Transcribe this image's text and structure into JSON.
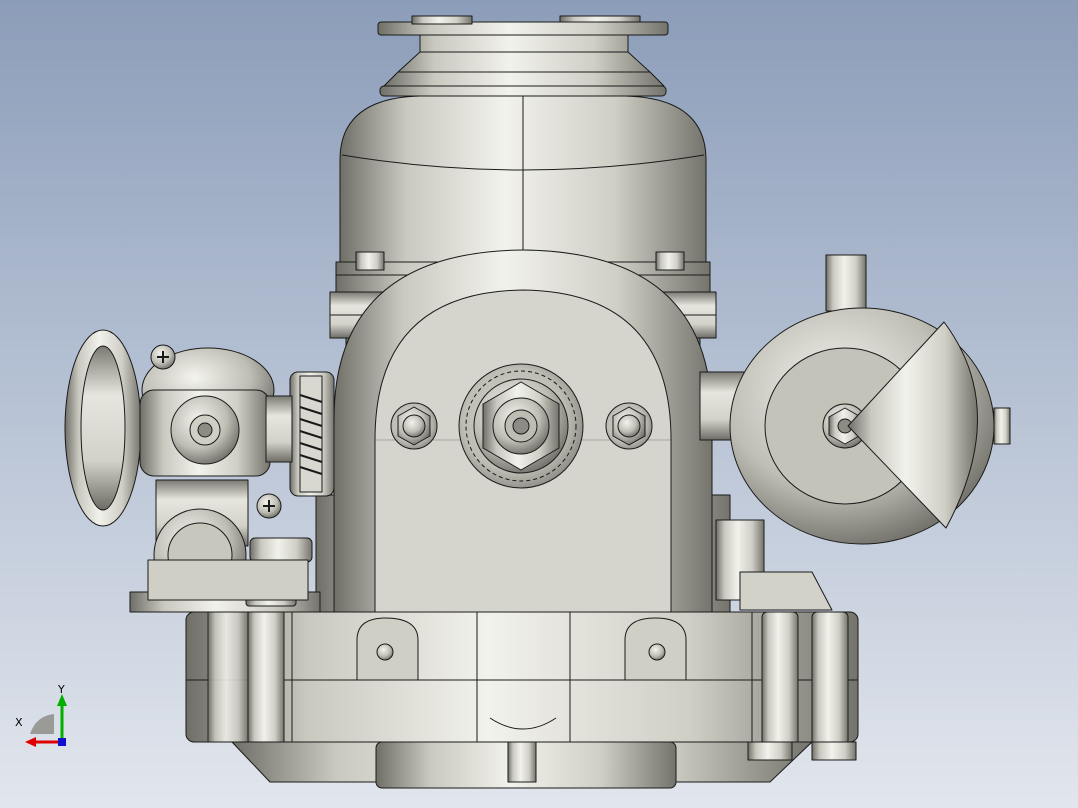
{
  "viewport": {
    "background_top": "#8c9db9",
    "background_bottom": "#e2e6ed"
  },
  "model": {
    "material_light": "#e6e6df",
    "material_mid": "#b9b9b0",
    "material_dark": "#707068",
    "edge_color": "#1a1a1a"
  },
  "triad": {
    "x_label": "X",
    "y_label": "Y",
    "x_color": "#e00000",
    "y_color": "#00b000",
    "z_color": "#1010d0"
  }
}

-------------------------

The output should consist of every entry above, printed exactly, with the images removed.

## TASK RESPONSE:
Transcribe this image's text and structure into JSON.
{
  "viewport": {
    "background_top": "#8c9db9",
    "background_bottom": "#e2e6ed"
  },
  "model": {
    "material_light": "#e6e6df",
    "material_mid": "#b9b9b0",
    "material_dark": "#707068",
    "edge_color": "#1a1a1a"
  },
  "triad": {
    "x_label": "X",
    "y_label": "Y",
    "x_color": "#e00000",
    "y_color": "#00b000",
    "z_color": "#1010d0"
  }
}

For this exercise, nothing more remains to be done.